• Date of first dental home visit
• Name of primary caregiver present during first dental home visit
• What took place during visit:
1. Completion of oral health questionnaire by the dentist or a member of the dentist’s staff
2. The dental risk assessment questionnaire by the parent/guardian
3. Review of the child’s health history
4. Review of the dental history for the:
• Primary caregiver
• Any siblings
6. Caries risk assessment performed by the FDH trained dentist
7. Toothbrush prophylaxis (rubber cup prophylaxis if indicated due to stain, etc.)
8. Topical fluoride varnish application (on all erupted teeth)
9. Dental anticipatory guidance provided to the parent/guardian:
• Oral hygiene instructions
• Nutritional guidance
• Oral developmental milestones for the child
10. Establishment of a dental recall schedule
11. Any necessary referral to dental specialists
• All incomplete required procedures and the reason that they were not completed with explanations why
What evaluation code could be used on the next visit?
Either the evaluation and counseling code (D0145) or the periodic evaluation (D0120) could be used for the next visit. There is nothing in D0145’s nomenclature or descriptor that precludes its use for another visit, as long as the patient is still under three years of age and all the components of the procedure are completed. The periodic exam might be appropriate as the primary dentition develops and if the other criteria are not met. The prophylaxis and fluoride would remain the same.

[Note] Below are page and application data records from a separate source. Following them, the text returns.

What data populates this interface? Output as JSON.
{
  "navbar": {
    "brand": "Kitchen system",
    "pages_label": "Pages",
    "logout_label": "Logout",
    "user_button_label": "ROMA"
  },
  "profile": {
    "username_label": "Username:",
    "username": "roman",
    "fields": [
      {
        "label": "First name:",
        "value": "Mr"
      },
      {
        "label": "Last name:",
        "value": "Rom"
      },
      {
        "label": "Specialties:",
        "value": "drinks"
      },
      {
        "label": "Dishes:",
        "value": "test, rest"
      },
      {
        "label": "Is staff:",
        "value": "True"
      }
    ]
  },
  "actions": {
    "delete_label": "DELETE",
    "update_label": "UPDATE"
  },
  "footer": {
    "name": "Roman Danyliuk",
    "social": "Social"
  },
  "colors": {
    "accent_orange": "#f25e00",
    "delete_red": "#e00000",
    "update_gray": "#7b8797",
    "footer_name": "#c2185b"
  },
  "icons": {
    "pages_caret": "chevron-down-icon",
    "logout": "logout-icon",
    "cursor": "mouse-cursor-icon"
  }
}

Is there more than one possible code for the fluoride varnish?
There is no alternative. All fluoride varnish applications must be coded using CDT Code D1206.
Multiple Restorations on the Same Tooth
Patient presents with braces, radiographs acquired by the orthodontist, and evidence of poor oral hygiene. Radiographs show dark triangles just below the contact between nearly every posterior tooth, evidence of incipient decay. Immediate treatment was fluoride varnish application to teeth that may be conserved, and the following composite resin restorations – #14, separate MO and DO; #19, an MOD and a buccal pit restoration.
How would you code for the procedures on this visit?
Since fluoride varnish was applied, the appropriate code to use would be:
D1206 topical application of fluoride varnish
D2392 resin-based composite – two surface, posterior
Reported twice (MO and DO)
Why should a dentist code this scenario as two separate restorations when insurance companies for the most part combine the two restorations into a three or four surface restoration?
CDT is the governing factor in coding. You must code for what you do no matter how the claim is reimbursed.
To simplify the explanation: if the surfaces do not touch (such as the MO and DO), they must be billed separately.
Note: The CDT manual contains charts that describe in detail how to differentiate single and multiple surface restorations on both anterior and posterior teeth.
D2393 resin-based composite – three surface, posterior
D2391 resin-based composite – one surface, posterior
Dental plans may have clauses that restrict coverage on the same surface twice on the same date of service, and an alternate benefit provision may be applied. For example, payers often downcode separate restorations by recoding them as a single multiple surface restoration. Nevertheless, when individual restorations on the same teeth are done, they should be reported separately. Remember, “Code for what you do.”
Here is another example of a dental benefit plan language that limits or excludes coverage:
When multiple restorations involving the proximal and occlusal surfaces of the same tooth are requested or performed, the allowance is limited to that of a multi-surface restoration. Any fee charged in excess of the allowance for the multi-surface restoration by the same dentist/dental office is disallowed. A separate benefit may be allowed for a non-contiguous restoration on the buccal or lingual surface(s) of the same tooth.
You may also encounter the following limiting language in your participating provider contract:
Limit of One Restoration per Surface: Payment is made for one restoration in each tooth surface irrespective of the number or combination of restorations placed. A separate charge may not be made to the patient by a participating dentist.